The 2018 Atlantic hurricane season is underway with a major storm currently heading for the United States (US). As of 12:00 Eastern time on 10 September, Hurricane Florence was rated as a Category 4 storm with maximum sustained winds of 209 kilometers (130 miles) per hour, and it’s heading for the eastern coast of the US.
According to the National Hurricane Center, Florence is expected to be “an extremely dangerous major hurricane” through 13 September and is forecast to make landfall somewhere on the Southeast or Mid-Atlantic coast by the evening of 13 September or morning of 14 September. Evacuations are already underway in Dare County and Hatteras Island in North Carolina, and the governors of North Carolina, South Carolina, and Virginia have all declared states of emergency. If Florence makes landfall as a Category 4 storm, it will be the strongest storm on record to make landfall in the US that far north.
Global Rescue security operations personnel and crisis response teams study and analyze disasters and disaster response every day. Their decades of experience give them unsurpassed expertise when it comes to preparing for disaster and managing the aftermath. Here are some of their recommendations for what to do when a hurricane is going to impact your area.
- If an evacuation order is announced, follow it. Many lives are lost in hurricanes simply because proper warnings are not heeded. If your local government makes an evacuation order, and you are able, you owe it to yourself and your loved ones to follow it. Possessions, even homes, are replaceable. You are not.
- If you have to evacuate, know how to get out safely.
- Have a plan – know your evacuation routes and your destination (shelter, pre-booked hotel, family or friends, etc.).
- Make sure your vehicle is in good working order, has a full gas tank, and a working spare tire and jack. Do not store extra fuel in containers you are taking with you.

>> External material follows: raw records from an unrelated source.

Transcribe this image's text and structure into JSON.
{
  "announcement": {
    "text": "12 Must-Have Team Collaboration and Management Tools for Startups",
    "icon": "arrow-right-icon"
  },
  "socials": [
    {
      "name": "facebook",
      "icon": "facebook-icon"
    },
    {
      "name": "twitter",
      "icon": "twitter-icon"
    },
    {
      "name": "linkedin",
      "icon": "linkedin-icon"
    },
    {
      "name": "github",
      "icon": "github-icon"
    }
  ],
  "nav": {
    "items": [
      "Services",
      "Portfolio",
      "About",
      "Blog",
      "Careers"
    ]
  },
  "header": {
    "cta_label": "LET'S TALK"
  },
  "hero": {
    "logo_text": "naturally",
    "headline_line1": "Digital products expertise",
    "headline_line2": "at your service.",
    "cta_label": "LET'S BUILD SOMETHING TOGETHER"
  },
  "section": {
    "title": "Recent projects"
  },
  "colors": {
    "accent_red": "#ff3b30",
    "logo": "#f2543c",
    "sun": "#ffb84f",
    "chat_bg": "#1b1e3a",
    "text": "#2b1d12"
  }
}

- Pack a survival kit that includes food, water, flashlights with batteries, extra medications, and toiletries. Roadways will be congested and shelters may be full, so it is possible that you will need to spend the night in your car.
- Keep mobile devices charging during the trip and limit data usage, as mobile networks can become overwhelmed. Let friends or family know of your travel plans and communicate your progress. Short SMS messages will be the easiest to send and receive.
- If you are sheltering in place, be prepared.
- Have an emergency kit with flashlights and batteries, first aid kit, matches or lighters, candles, a battery-operated AM/FM radio, mosquito repellent, sunscreen, fire extinguisher, a week’s worth of non-perishable foods and personal drinking water, any personal supplies such as toiletries, medications and extra glasses/contacts, etc.
- Inform someone of your decision to stay and your location.
- Fill all vehicle and generator fuel tanks, but do not store fuel or run a generator inside of your living quarters.
- Fill sinks and bathtubs with water in order to flush toilets and wash clothing following the storm.
- Credit/debit card networks could fail during the storm, so keep enough cash (in small denominations) on hand to fill fuel tanks or buy food and water following the storm.
- Pack a small “go-bag” that is easily carried, such as a small backpack, in case you are forced to leave quickly. Carry a change of clothes, toiletries, extra medications, and important personal documents and identifications. Use zip-locking plastic bags to keep things dry.
- If you do have to move, wear thick-soled, closed-toed shoes and rugged/lightweight clothing. Only move during the storm if absolutely necessary.
- Continue to monitor local AM/FM band emergency systems throughout the storm.
- If your local airport closes before you evacuate, you’re not completely out of luck.
- Option one is to stay at the airport. If the airport will allow you to stay, this can be a very good option because there are usually emergency supplies, food and water, and a generator. Also, in extreme cases, the airport will be the central location for many relief and rescue efforts following the storm.
- The second option is to stay in a hotel. Finding a hotel away from the coast and on high ground is best, and there are specific laws in place in the US to protect travelers from price gouging in these situations.
- A third option is to procure a vehicle and move inland along designated evacuation routes. If there are no designated routes, stay on main roads as you move inland. If no hotels are available, local shelters may be set up for people moving inland and can be a good option.
May 2017, John Marsh was traveling in Zimbabwe when he suffered a stroke. One year later, John
ilyn Sharpe and her husband, Kent Wall, are self-described ‘boat people.’ The couple has homes
athan Olch of Park City, Utah, is the author of the highly acclaimed new book, A Passion For P